Subsetting in armadillo is a popular topic that frequently appears on StackOverflow. Prinicipally, the occurrences are due to the unique approach that armadillo takes on performing subset operations. Within this topic, light will be shed on the applicable use of armadillo’s subsetting capabilities as it relates to non-contiguous submatrix views.

## Vector Subset and Assignment

To begin, we start with a recent inquiring on StackOverflow that dealt with the proposition of isolating pre-known locations and assigning the locations new values. The R equivalent would be in the lines of:

 [1]  1  2  3  4  5  6  7  8  9 10

 [1] 1 6 3 3 5 6 7 8 9 1


Within armadillo, the submatrix views that we are most interested in to replicate this behavior is .elem(). The main difference of subsetting with this function is the need to use an arma::uvec containing the locations of elements to extract. The u prepended to the vec object standards for unsigned int, which are only able to store positive integer numbers (e.g. 0, 1, 2,…, 42, and so on.)

To execute this code, we would use:

 [1]  1  2  3  4  5  6  7  8  9 10

     [,1] [,2] [,3] [,4] [,5] [,6] [,7] [,8] [,9] [,10]
[1,]    1    6    3    3    5    6    7    8    9     1


## Finding Values to Subset

Another common operation is to use logical indexing to ascertain where within a vector certain conditions are met. For instance, to find values that are greater than or equal to 0.5 in R the operation is governed by:

 [1] 0.37667253 0.92201944 0.99187774 0.97723602 0.23629728 0.10706678
[7] 0.03915213 0.72802690 0.13023496 0.39995203

 [1] 0.37667253 1.00000000 1.00000000 1.00000000 0.23629728 0.10706678
[7] 0.03915213 1.00000000 0.13023496 0.39995203

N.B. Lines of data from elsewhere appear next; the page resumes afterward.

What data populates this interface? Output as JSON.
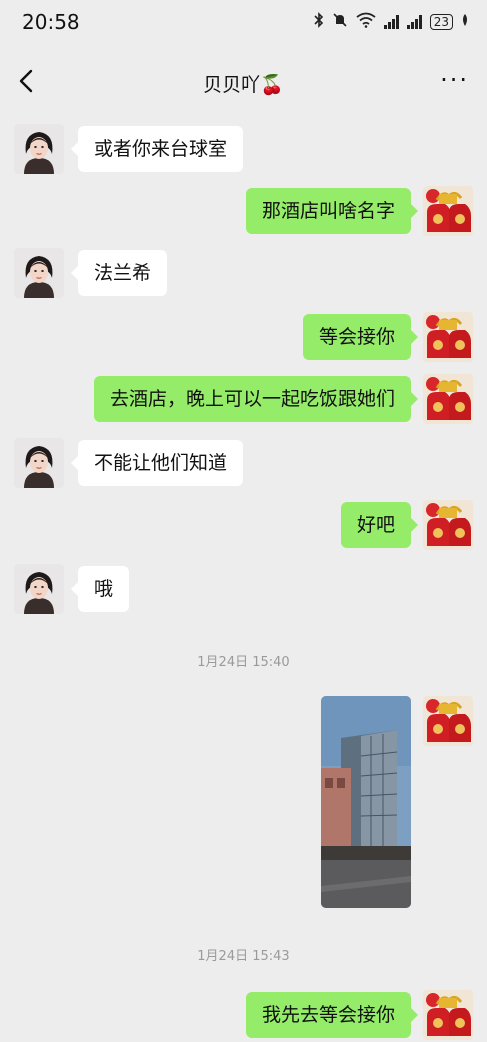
{
  "status_bar": {
    "time": "20:58",
    "battery": "23"
  },
  "header": {
    "title": "贝贝吖🍒",
    "more": "···"
  },
  "messages": [
    {
      "side": "left",
      "text": "或者你来台球室"
    },
    {
      "side": "right",
      "text": "那酒店叫啥名字"
    },
    {
      "side": "left",
      "text": "法兰希"
    },
    {
      "side": "right",
      "text": "等会接你"
    },
    {
      "side": "right",
      "text": "去酒店，晚上可以一起吃饭跟她们"
    },
    {
      "side": "left",
      "text": "不能让他们知道"
    },
    {
      "side": "right",
      "text": "好吧"
    },
    {
      "side": "left",
      "text": "哦"
    },
    {
      "side": "right",
      "text": "我先去等会接你"
    }
  ],
  "timestamps": [
    "1月24日 15:40",
    "1月24日 15:43"
  ]
}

Within armadillo, the use of logical values to subset is not possible without arma::find to replicate R’s logical index subset behavior. However, per the previous discussion, the values that .elem() takes requires indices. Therefore, the arma::find function is taking logical values and convert them into index positions. This operation is akin to the process behind R’s which() function. Furthermore, to specify a specific value that should be assigned to the subset, the use of .fill() is required.

 [1] 0.37667253 0.92201944 0.99187774 0.97723602 0.23629728 0.10706678
[7] 0.03915213 0.72802690 0.13023496 0.39995203

          [,1] [,2] [,3] [,4]      [,5]      [,6]       [,7] [,8]     [,9]
[1,] 0.3766725    1    1    1 0.2362973 0.1070668 0.03915213    1 0.130235
[,10]
[1,] 0.399952


## Subsetting a Matrix

As was the case with vectors, elements can be extracted from a matrix using both the arma::find function to obtain indices and the .elem() function in submatrix views to extract values. For example, to know the values of M * M' that are greater or equal to 100, one could do:

The result:

     [,1] [,2] [,3]
[1,]    1    4    7
[2,]    2    5    8
[3,]    3    6    9

     [,1]
[1,]  108
[2,]  108
[3,]  126


## Obtaining Values with Matrix Subscripts

Another form of subsetting within matrices is done using matrix notation. Matrix notation allows for the specification of an element based on their row and column location. This question recently popped up on StackOverflow as the non-continuous submatrix views were initially causing the user problems.

     [,1] [,2] [,3]
[1,]    1    4    7
[2,]    2    5    8
[3,]    3    6    9

     [,1] [,2]
[1,]    1    2
[2,]    3    1
[3,]    2    3

[1] 4 3 8


As one StackOverflow user discovered, the non-continuous submatrix views obtained via X.submat( vector_of_row_indices, vector_of_column_indices ) does not provide the traditional R matrix subset. Within armadillo 7.200, the ability to supply multiple matrix notations to sub2ind() was added. However, it requires a different matrix format than R. Instead of supplying the row and column as one row in the matrix, one must supply each observation as a column in the matrix. That is, the subscript matrix must be $2 \times n$, where $n$ is the number of matrix locations. The first row is associated with row location of the element in the matrix and the second row is requires the column location of the element.

The result:

     [,1] [,2] [,3]
[1,]    0    2    1
[2,]    1    0    2

     [,1] [,2] [,3]
[1,]    4    3    8


## Converting between umat matrix types to standard arma types.

Awhile back, on StackOverflow question, someone asked how convert to convert from arma::umat to arma::mat. The former is the format we have seen used for arma::find.

For the particular example at hand, a call to the conv_to<T>() converter provided the solution. For posterity, we rewrite the answer here.

     [,1] [,2] [,3]
[1,]    1    4    7
[2,]    2    5    8
[3,]    3    6    9

     [,1] [,2] [,3]
[1,]    0    0    0
[2,]    1    0    0
[3,]    1    1    0